We look at the best resources for learning the venerable C programming language
The MagPi Essentials: Learn to Code with C
This article first appeared in The MagPi 74 and was written by Lucy Hattersley
£3.99/$5 or free PDF download
If you want to learn to program C using a Raspberry Pi, then the best place to start is with our official guide.
Written by Raspberry Pi’s very own Simon Long, the UX Engineer responsible for creating the Desktop on both Raspbian and Debian, this book is the perfect guide to C on the Raspberry Pi.
Simon has been programming with C since the early nineties and has created everything from mobile phones to medical equipment. The result is a compact and practical programmer’s guide, written from direct experience.
Starting with Hello World, the book covers everything from basic variables, strings, and arithmetic, through pointers (a subject many find difficult), and right up to file input and output.
What’s great about the Essentials Guide is that it’s a pocket-sized guide to the C language, packing in all the basics in 92 pages. Unlike many books on C, which run to thousands of pages, you get all the essential information and very little waffle.
Many members of The MagPi team find this book an invaluable reference guide, and keep a copy on hand whenever programming in C.
C Programming for Beginners
Udemy’s course, by Huw Collingbourne, is extremely beginner-friendly and provides easy-to-follow video tutorials. There’s a huge range of content. The RRP is £29.99, but you will periodically find it on sale (at press time it was £10.99).
Programming Paradigms (Stanford)
This classic series of lectures by Stanford Professor Jerry Cain can be found on YouTube. The course teaches students how to write several programming languages, including C, and how to understand the programming paradigms behind each language.
Introduction to Programming in C
This four-week course by Duke University is designed to teach problem-solving with the C programming language. It’s not cheap (a subscription to Coursera is £37 per month), but Coursera certificates are recognised by many companies, so it’s a good option for those looking for a professional qualification.
Massive open online courses (MOOCs) are online training schemes available for anyone to enrol in. We’re big fans of MITx, but Harvard has hands-down the best introduction to Computer Science with the C programming language.
CS50 starts with Scratch and Python, but quickly switches to using C in a custom IDE as the basis for explaining computer concepts. It also features other technologies such as SQL and HTML.

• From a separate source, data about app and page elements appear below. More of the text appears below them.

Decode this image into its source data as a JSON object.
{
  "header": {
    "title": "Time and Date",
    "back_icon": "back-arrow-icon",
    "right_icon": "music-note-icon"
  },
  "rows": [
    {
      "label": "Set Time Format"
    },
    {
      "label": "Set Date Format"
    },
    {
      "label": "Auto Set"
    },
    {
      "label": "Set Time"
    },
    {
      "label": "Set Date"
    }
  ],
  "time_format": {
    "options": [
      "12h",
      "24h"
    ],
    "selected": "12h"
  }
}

Harvard says: “CS50x teaches students how to think algorithmically and solve problems efficiently. Topics include abstraction, algorithms, data structures, encapsulation, resource management, security, software engineering, and web development.”
CS50 is a challenging course, and towards the end you’ll have a comprehensive understanding of C. It’s a fantastic way to move from Scratch and Python to advanced coding in C.
Few things divide the coding community as much as Zed’s programming courses. His ruthless, no-nonsense approach to learning eschews niceties such as developer environments and online interactive websites, instead throwing you into a text editor and the terminal.
This frank acknowledgement that programming “is hard” and that visual fluff distracts newcomers from actually learning is just the cold-water shock many programmers need. And nowhere is his course in its element more than when learning C (where you need to learn how to build, make, and run source code).
You can follow the courses online for free, but paying the charge gets you screencast videos, a PDF book, and free updates for life. Your editor loved this course so much, she paid up just as a ‘thank-you’.
C++ is a more advanced programming language built on top of C, and cplusplus.com is the definitive guide. Within it, though, you’ll also find a great reference resource for C itself. Here you’ll find detailed information on functions, containers, and input/output commands. Just don’t get sidetracked by C++ until you’re ready.
You should set up a Stack Overflow account as soon as possible, no matter what language you’re learning. But this venerable site is especially helpful for getting answers to C questions. Use ‘[c]’ in your search term to get C-tagged results.
The C Programming Language
This book by Brian Kernighan and Dennis Ritchie, the latter of whom originally designed and implemented the language, is the definitive guide. The book itself is heavy-going, and you’re better off following a course when starting out. But it’s very handy to have around.